"There are some things that I certainly would have gone about in a different way, if I had a second chance at doing them," Anderson said. "Experience is a great teacher, but experience also comes at a cost unfortunately.
"Sometimes when you are learning, it comes at a cost not only to you personally, but also to the district. Our people have been very patient with me over the years as I got my training on the job."
Wore many hats
During his time in education before becoming superintendent, Anderson wore many hats ranging from being a teacher of gifted and talented students and coordinating the program to having been athletic director, school food service coordinator and title-one director.
Anderson said that because the responsibilities of the superintendent vary so much, virtually every job he has ever had benefited him.
"All of those jobs provided some valuable background experience for me as superintendent as did numerous other jobs that I had prior to becoming involved in education at the age of 32," he said. "It’s good to know a little bit about almost anything because of the broad range of responsibilities."
Not in the job description
Something that isn’t in the job description that superintendents are forced to deal with Anderson said are negative influences in the community that don’t necessarily have the best interests of the school district or children at heart.
Another thing that isn’t in the job description is the time a superintendent spends thinking about how to resolve issues for students or groups of students and ways to make their education experience better, he said.

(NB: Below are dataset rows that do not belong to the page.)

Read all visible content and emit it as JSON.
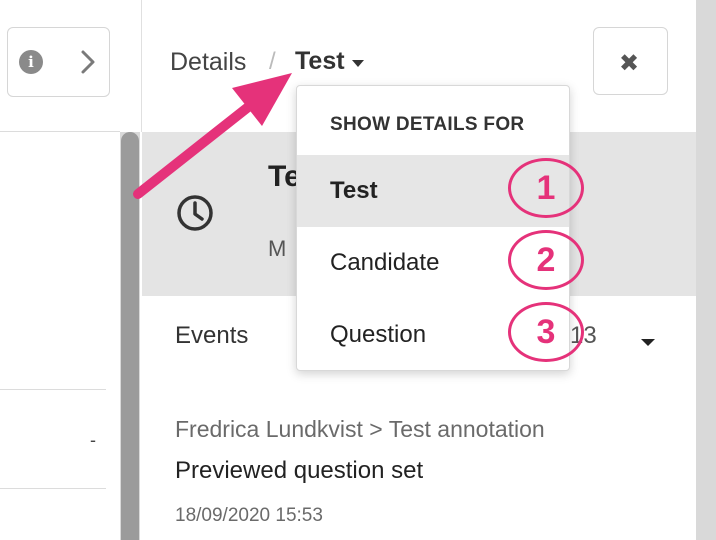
{
  "left": {
    "info_icon": "i",
    "chevron": "chevron-right-icon",
    "dash": "-"
  },
  "breadcrumb": {
    "parent": "Details",
    "separator": "/",
    "current": "Test"
  },
  "close_icon": "✖",
  "card": {
    "title": "Te",
    "subtitle": "M"
  },
  "events": {
    "label": "Events",
    "count": "13"
  },
  "event": {
    "path": "Fredrica Lundkvist > Test annotation",
    "title": "Previewed question set",
    "time": "18/09/2020 15:53"
  },
  "dropdown": {
    "header": "SHOW DETAILS FOR",
    "items": [
      {
        "label": "Test",
        "selected": true
      },
      {
        "label": "Candidate",
        "selected": false
      },
      {
        "label": "Question",
        "selected": false
      }
    ]
  },
  "badges": [
    "1",
    "2",
    "3"
  ],
  "colors": {
    "annotation": "#e5327a",
    "selected_row": "#e6e6e6",
    "scroll_thumb": "#9b9b9b"
  }
}
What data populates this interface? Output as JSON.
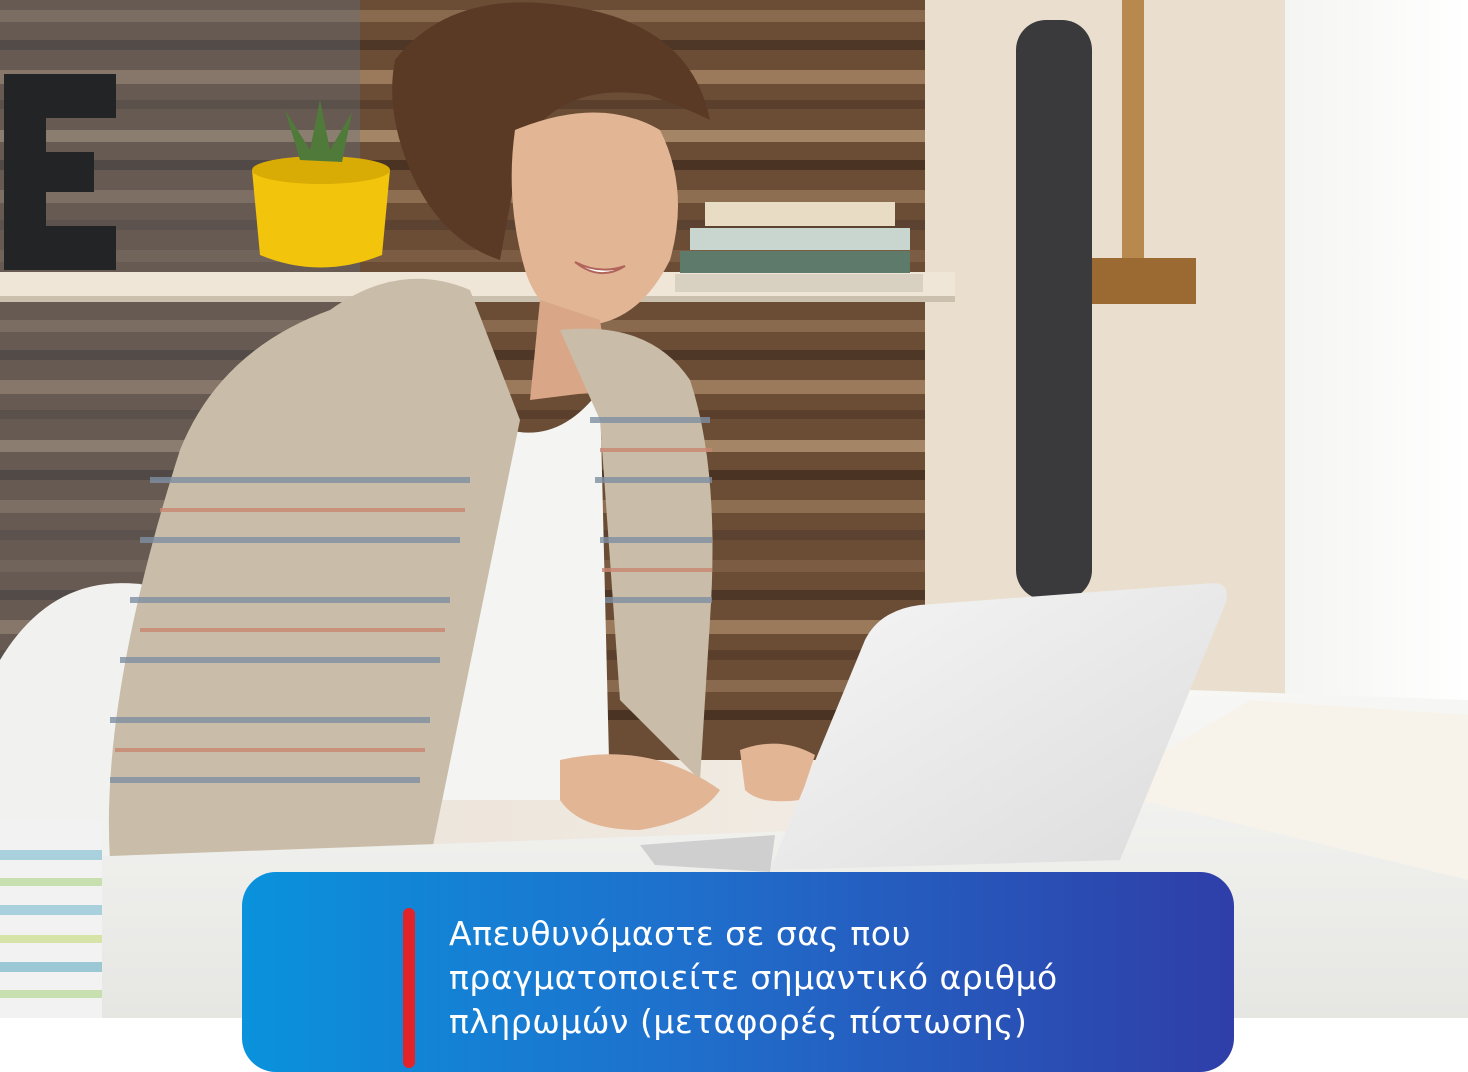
{
  "hero": {
    "image_alt": "Photo of a smiling woman working on a laptop at a desk",
    "colors": {
      "wall": "#f1ebe3",
      "wood": "#6b4d36",
      "shelf": "#efe6d8",
      "plant_pot": "#f2c40b",
      "desk": "#f5f5f3"
    }
  },
  "card": {
    "text": "Απευθυνόμαστε σε σας που πραγματοποιείτε σημαντικό αριθμό πληρωμών (μεταφορές πίστωσης)",
    "colors": {
      "gradient_start": "#0a92dc",
      "gradient_end": "#2f3ea8",
      "accent": "#e2232a",
      "text": "#ffffff"
    }
  }
}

"For me, it was hard not to dwell on those kind of things. It is hard not to take this job home with you," Anderson said. "You are on call 24 hours a day basically."
What retirement holds
Anderson just turned 59 and will still be 59 years old when he retires next year. His wife retired about two years ago.
"She really loves retirement. She was a great teacher and enjoyed the teaching profession, but when she retired, she really retired," he said. "She wants me to join her in retirement and do some of the things that we have not been able to do that she and I have wanted to do for a number of years."
Some of those things include traveling and exploring other professional opportunities, Anderson noted.
He said visiting family in England and France is on the list, and making a return trip to Germany where he and his wife lived for almost a year after they were first married.
Helping take care of his eight grandchildren is also something high on Anderson’s retirement list.
"Hopefully, I can spend some special time with them during their years of development and have maybe a positive impact on their lives," he added.